From the records below, determine the number of lines containing "structure". Output that number alone.

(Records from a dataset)

┌──

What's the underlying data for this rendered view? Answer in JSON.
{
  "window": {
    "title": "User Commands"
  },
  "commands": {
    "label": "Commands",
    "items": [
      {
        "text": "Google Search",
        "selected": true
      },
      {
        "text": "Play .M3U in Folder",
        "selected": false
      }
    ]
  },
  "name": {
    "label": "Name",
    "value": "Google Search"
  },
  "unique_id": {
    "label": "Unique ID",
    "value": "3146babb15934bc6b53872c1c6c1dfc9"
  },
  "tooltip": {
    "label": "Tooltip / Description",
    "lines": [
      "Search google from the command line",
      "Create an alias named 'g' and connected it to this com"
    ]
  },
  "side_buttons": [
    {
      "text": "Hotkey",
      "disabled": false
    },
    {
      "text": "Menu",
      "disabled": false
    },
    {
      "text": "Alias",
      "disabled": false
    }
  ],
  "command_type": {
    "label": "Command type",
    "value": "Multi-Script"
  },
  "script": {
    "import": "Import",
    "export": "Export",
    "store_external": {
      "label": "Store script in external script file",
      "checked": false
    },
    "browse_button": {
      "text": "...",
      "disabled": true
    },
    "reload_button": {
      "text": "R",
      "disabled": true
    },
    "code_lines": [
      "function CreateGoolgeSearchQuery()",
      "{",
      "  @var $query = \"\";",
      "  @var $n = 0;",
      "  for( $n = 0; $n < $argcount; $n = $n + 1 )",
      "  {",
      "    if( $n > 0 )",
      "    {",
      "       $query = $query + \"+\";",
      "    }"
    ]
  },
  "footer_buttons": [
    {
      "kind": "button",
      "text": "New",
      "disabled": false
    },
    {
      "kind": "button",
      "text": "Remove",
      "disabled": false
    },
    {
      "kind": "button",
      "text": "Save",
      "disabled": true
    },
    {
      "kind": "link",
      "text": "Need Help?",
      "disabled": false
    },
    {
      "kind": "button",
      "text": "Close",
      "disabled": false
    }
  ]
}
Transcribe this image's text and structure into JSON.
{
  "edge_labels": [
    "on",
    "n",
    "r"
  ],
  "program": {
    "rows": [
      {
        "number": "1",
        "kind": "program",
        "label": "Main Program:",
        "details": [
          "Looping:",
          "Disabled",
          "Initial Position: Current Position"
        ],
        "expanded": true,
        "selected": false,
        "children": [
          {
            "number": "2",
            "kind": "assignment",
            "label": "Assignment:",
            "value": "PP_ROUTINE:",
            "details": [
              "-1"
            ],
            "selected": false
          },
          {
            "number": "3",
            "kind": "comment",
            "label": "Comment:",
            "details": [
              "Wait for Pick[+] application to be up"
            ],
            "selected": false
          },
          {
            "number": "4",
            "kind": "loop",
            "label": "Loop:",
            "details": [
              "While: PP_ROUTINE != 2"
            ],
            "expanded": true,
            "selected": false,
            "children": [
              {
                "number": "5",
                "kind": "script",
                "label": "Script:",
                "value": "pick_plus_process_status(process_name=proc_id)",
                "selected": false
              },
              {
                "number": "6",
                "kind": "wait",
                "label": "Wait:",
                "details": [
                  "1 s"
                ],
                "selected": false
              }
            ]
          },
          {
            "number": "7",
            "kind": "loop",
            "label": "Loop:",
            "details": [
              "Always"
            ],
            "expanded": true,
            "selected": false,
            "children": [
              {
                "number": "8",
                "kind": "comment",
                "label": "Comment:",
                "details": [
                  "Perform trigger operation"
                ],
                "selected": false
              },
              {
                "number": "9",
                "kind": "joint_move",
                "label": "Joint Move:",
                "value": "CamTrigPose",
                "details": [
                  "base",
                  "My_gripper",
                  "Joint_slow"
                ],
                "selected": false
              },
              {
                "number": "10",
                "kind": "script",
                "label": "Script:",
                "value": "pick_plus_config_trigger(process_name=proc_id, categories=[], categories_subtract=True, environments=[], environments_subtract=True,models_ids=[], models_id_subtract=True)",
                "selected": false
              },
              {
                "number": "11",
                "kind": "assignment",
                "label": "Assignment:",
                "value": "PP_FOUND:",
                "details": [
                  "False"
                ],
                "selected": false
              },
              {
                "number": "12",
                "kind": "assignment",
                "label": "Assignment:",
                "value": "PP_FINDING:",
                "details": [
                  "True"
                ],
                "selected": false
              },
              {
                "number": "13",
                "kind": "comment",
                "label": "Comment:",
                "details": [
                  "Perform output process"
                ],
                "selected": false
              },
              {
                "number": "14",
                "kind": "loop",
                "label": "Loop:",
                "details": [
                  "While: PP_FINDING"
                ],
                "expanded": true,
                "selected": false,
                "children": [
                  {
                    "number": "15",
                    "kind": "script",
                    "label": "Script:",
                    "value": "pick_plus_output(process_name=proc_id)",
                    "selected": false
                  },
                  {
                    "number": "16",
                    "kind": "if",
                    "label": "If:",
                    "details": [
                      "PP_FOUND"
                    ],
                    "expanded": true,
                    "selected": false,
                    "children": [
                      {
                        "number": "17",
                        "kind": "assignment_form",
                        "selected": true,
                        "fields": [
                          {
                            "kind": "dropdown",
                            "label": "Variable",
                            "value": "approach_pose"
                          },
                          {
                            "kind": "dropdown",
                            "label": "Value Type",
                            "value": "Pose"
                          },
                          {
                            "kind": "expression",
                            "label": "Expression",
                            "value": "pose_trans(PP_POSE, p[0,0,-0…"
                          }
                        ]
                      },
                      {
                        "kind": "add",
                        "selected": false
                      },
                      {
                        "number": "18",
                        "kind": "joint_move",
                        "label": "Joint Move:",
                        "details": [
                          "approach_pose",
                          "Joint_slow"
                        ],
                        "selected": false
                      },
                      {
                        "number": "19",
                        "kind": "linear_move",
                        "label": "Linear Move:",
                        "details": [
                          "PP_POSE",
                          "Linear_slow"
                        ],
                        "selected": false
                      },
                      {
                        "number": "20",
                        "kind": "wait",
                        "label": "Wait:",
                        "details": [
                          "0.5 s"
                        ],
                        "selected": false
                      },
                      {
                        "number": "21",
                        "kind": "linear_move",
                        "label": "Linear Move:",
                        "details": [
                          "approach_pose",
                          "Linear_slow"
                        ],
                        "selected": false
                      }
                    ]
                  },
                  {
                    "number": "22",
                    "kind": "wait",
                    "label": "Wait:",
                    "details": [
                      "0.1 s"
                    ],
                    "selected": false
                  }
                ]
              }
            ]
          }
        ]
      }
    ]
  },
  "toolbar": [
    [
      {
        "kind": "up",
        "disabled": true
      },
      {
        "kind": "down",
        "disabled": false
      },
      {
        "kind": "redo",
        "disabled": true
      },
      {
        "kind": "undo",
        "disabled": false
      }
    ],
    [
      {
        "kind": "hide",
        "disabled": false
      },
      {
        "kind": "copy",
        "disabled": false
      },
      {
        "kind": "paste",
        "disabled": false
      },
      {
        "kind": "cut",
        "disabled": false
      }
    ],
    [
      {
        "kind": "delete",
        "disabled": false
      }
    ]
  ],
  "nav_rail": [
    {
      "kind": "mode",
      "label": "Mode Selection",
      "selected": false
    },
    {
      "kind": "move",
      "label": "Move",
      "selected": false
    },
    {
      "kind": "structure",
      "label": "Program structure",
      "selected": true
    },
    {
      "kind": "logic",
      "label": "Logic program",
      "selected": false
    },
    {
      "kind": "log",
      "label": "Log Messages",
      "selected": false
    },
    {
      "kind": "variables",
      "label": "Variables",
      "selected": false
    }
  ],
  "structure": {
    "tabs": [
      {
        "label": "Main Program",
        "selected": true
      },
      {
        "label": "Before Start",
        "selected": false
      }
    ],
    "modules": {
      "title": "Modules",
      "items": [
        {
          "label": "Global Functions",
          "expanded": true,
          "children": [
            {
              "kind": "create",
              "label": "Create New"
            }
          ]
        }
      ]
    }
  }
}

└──

◆ Result of this exercise ◆
4